Keep up with the new speed and scale of business

In today’s data-driven world, creating a competitive advantage depends on your ability to transform massive volumes of data into meaningful insights.

Machine learning is gaining popularity as an essential way of not only identifying patterns and relationships, but also predicting outcomes. This is creating a fundamental shift in the way businesses are operating—from being reactive to being proactive. Unfortunately, the growing velocity, volume, and variety of data has increased the complexity of building predictive models, since few tools are capable of processing these massive data sets at the speed of business. HPE Vertica’s in-database machine learning allows you to embrace the power of Big Data and accelerate business outcomes with no limits and no compromises.

Built into Vertica’s core—with no need to download and install separate packages— in-database machine learning algorithms deliver:


While most external tools like R and Python have limitations on the size of the data set they can handle—forcing users to down-sample for analysis and reducing the benefits of analyzing large volumes of data—Vertica’s in-database machine learning takes advantage of a scale-out architecture to analyze massive volumes of data.


Vertica’s native ingest, data preparation, and model management features cover the entire data mining lifecycle, eliminating the need to export and load data into another tool for analysis. Users can train, test, and deploy machine learning models using a familiar, SQL-like interface, without having to learn new techniques.


Vertica’s in-database machine learning accelerates time-to-insight by reducing the amount of time spent preparing, normalizing and moving data across tools and platforms. Users can also leverage Vertica’s massively parallel processing (MPP) architecture, advanced compression and blazing fast query speed.

Let’s look at just some of the in-database machine learning algorithms built into the core of Vertica.

The K-Means algorithm is a type of unsupervised learning algorithm, meaning the input data is unlabeled. The algorithm takes the unlabeled data and clusters the data points into different clusters based on similarities between the data points.

The Logistic Regression algorithm is used to classify data into groups based on the logical relationship between independent variables, or features, and some dependent variable, or outcome. The outcome of logistic regression is a binary value which represents an outcome such as true/false, pass/fail, yes/no, 1/0.

The Linear Regression algorithm is used to predict continuous numerical outcomes in linear relationships along a continuum.
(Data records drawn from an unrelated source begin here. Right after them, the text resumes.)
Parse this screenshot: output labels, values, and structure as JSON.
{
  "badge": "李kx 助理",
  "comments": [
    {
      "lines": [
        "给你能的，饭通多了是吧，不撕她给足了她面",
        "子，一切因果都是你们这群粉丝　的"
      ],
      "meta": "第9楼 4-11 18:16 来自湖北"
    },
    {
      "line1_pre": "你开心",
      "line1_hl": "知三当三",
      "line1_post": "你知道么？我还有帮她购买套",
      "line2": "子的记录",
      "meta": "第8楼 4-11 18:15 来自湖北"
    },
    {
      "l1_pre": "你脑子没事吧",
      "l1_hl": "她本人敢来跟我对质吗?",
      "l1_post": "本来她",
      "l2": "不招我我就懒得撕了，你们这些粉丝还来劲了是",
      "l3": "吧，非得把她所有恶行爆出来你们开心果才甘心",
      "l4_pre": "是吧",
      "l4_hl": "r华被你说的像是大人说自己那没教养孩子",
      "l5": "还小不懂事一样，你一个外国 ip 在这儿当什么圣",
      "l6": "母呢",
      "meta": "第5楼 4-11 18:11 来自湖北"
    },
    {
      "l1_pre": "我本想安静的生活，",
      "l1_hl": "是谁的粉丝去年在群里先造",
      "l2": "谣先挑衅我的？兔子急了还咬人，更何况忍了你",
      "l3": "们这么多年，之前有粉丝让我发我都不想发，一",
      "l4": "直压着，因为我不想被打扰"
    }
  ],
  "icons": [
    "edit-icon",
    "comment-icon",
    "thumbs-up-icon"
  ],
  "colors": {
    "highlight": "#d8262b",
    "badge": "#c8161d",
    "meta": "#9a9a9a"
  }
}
Using linear regression, you can model the linear relationship between independent variables, or features, and a dependent variable, or outcome.